Beantown’s Bucket List for Epicureans
Despite its nickname, Boston has far more to offer than beans (but seriously, head to Union Oyster House for their baked beans). This coastal city is teeming with sinfully good seafood and cozy pubs where everyone knows your name.
Find your favourite spot at the 83-foot copper bar at OAK Long Bar in Fairmont Copley Plaza, Order a 1936 cosmopolitan or a cold pint of Sam Adams as you relax on OAK’s patio for people watching and munch on locally sourced lobster rolls. When lunchtime hits, wander over to High Street Place, the city’s newest food hall, housing everything from Möet Champagne vending machines and boozy milkshakes to vegan-friendly foods and gelato cannolis.
For vibrant nightlife, head to Mission Hill’s Brigham Circle where you’ll find Tavern of Tales, the city’s only immersive gaming bar. Prefer a glass of vino? Head to Rebel Rebel, a feminist- and female-owned natural wine bar. Seafood is a must when you’re in Boston. For the quintessential seafood shack, visit The Barking Crab, a seaport staple with butter-drenched shellfish so good you’ll wait in line.
DC’s Cultural Melting Pot of Flavours

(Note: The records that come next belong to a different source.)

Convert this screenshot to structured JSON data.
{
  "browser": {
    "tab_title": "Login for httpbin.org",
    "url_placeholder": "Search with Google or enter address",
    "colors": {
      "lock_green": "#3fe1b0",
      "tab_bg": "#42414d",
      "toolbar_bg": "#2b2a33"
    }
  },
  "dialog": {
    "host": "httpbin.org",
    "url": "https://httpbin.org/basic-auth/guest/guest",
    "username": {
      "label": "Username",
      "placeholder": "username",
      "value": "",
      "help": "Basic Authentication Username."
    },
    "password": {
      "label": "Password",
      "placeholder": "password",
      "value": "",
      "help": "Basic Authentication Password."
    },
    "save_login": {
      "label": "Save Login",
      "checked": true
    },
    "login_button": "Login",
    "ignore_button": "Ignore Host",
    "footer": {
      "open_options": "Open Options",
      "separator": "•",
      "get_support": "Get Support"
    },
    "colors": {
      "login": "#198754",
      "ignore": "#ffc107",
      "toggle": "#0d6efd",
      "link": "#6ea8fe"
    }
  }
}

From the Capitol to the White House, the sheer grandiosity of the nation’s capital should tell you the local food scene doesn’t blend in, either. Forget the steakhouse and power lunch stereotypes. Instead, begin your morning in the airy sun-soaked outdoor atrium of Juniper Restaurant at Fairmont Washington DC. There’s nothing quite like taking all the time you want to savour bottomless mimosas, bananas foster waffles and Maryland blue crab benedicts.

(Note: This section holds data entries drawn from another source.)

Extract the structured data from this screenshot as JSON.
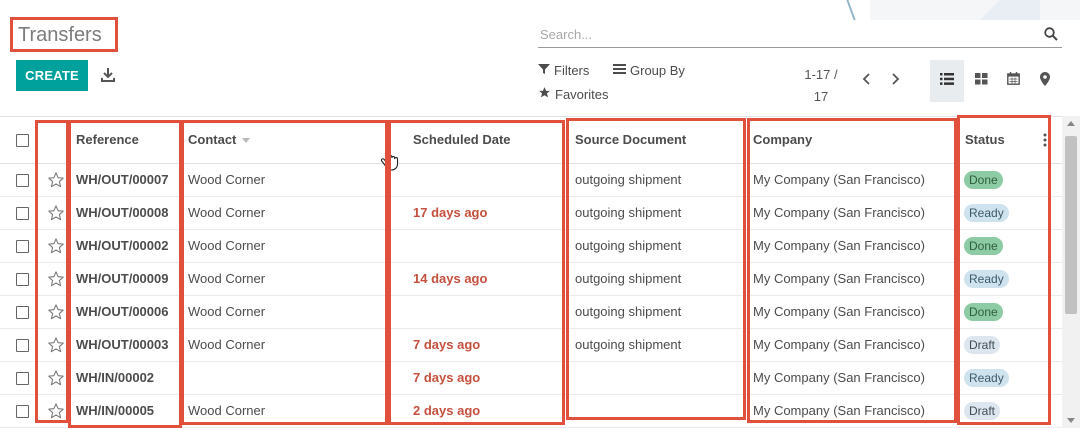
{
  "header": {
    "title": "Transfers",
    "create_label": "CREATE"
  },
  "search": {
    "placeholder": "Search..."
  },
  "controls": {
    "filters_label": "Filters",
    "groupby_label": "Group By",
    "favorites_label": "Favorites"
  },
  "pager": {
    "range": "1-17 /",
    "total": "17"
  },
  "views": [
    "list",
    "kanban",
    "calendar",
    "map"
  ],
  "active_view": "list",
  "table": {
    "columns": [
      "Reference",
      "Contact",
      "Scheduled Date",
      "Source Document",
      "Company",
      "Status"
    ],
    "rows": [
      {
        "reference": "WH/OUT/00007",
        "contact": "Wood Corner",
        "scheduled": "",
        "source": "outgoing shipment",
        "company": "My Company (San Francisco)",
        "status": "Done"
      },
      {
        "reference": "WH/OUT/00008",
        "contact": "Wood Corner",
        "scheduled": "17 days ago",
        "source": "outgoing shipment",
        "company": "My Company (San Francisco)",
        "status": "Ready"
      },
      {
        "reference": "WH/OUT/00002",
        "contact": "Wood Corner",
        "scheduled": "",
        "source": "outgoing shipment",
        "company": "My Company (San Francisco)",
        "status": "Done"
      },
      {
        "reference": "WH/OUT/00009",
        "contact": "Wood Corner",
        "scheduled": "14 days ago",
        "source": "outgoing shipment",
        "company": "My Company (San Francisco)",
        "status": "Ready"
      },
      {
        "reference": "WH/OUT/00006",
        "contact": "Wood Corner",
        "scheduled": "",
        "source": "outgoing shipment",
        "company": "My Company (San Francisco)",
        "status": "Done"
      },
      {
        "reference": "WH/OUT/00003",
        "contact": "Wood Corner",
        "scheduled": "7 days ago",
        "source": "outgoing shipment",
        "company": "My Company (San Francisco)",
        "status": "Draft"
      },
      {
        "reference": "WH/IN/00002",
        "contact": "",
        "scheduled": "7 days ago",
        "source": "",
        "company": "My Company (San Francisco)",
        "status": "Ready"
      },
      {
        "reference": "WH/IN/00005",
        "contact": "Wood Corner",
        "scheduled": "2 days ago",
        "source": "",
        "company": "My Company (San Francisco)",
        "status": "Draft"
      }
    ]
  },
  "colors": {
    "primary": "#00a09d",
    "late_date": "#c4503d",
    "badge_done": "#8ccba3",
    "badge_ready": "#cfe3ef",
    "badge_draft": "#dde6ee",
    "annotation": "#e0503c"
  }
}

After sightseeing, recharge your energy with a half-smoke at the famous Ben’s Chili Bowl. In the mood for a little joie de vivre? Sofitel DC’s bar and brasserie, Opaline Restaurant, is an OpenTable’s Diners Choice Award winner for 2022. It’s the perfect spot for afternoon tea (served with finger sandwiches and deviled eggs with trout caviar), a happy hour DC old fashioned (or handcrafted mocktail!) or a balsamic-glazed branzino.

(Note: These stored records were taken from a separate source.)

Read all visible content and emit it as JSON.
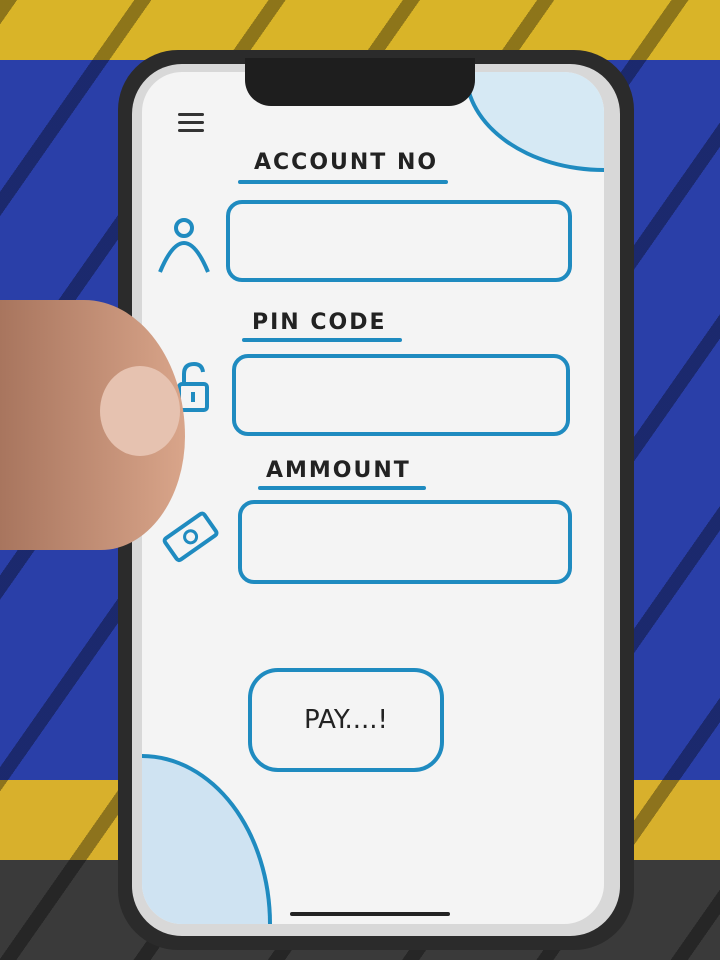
{
  "form": {
    "account_label": "ACCOUNT NO",
    "pin_label": "PIN CODE",
    "amount_label": "AMMOUNT",
    "pay_button": "PAY....!"
  },
  "icons": {
    "menu": "hamburger-icon",
    "account": "user-icon",
    "pin": "lock-icon",
    "amount": "cash-icon"
  },
  "colors": {
    "accent": "#1f8bc0"
  }
}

Enjoy one of the city’s best happy hours at Santa Rosa Taqueria, with a serious list of mixologist-crafted margaritas, inventive tacos and a century-old mole recipe. Then, follow the flames to Maydan for hearth-baked Mediterranean and Middle Eastern comfort foods that you can dress up in tahini and harissa with a side of housemade Georgian bread. End your evening at The Mirror, an intimate speakeasy-style bar slinging old-fashioned cocktails (and old fashioneds).
Have we enticed you? Well, there’s one more terrific reason to set out on a foodie road trip. Accor’s AAA/CAA $50 dining credit offer also includes 15 percent off a two-night stay at a participating North America hotel. It’s the perfect recipe for a delightful foodie adventure. Bon appétit!
Stephanie Andrews has rock climbed in Malta, driven an ATV around Gozo, run the Dead Sea half-marathon, survived a Temazcal and traveled to more than 15 countries solo. Her work has appeared in Travel + Leisure, Food52 and Matador Network. When not eating her way through a city, she’s often writing about food.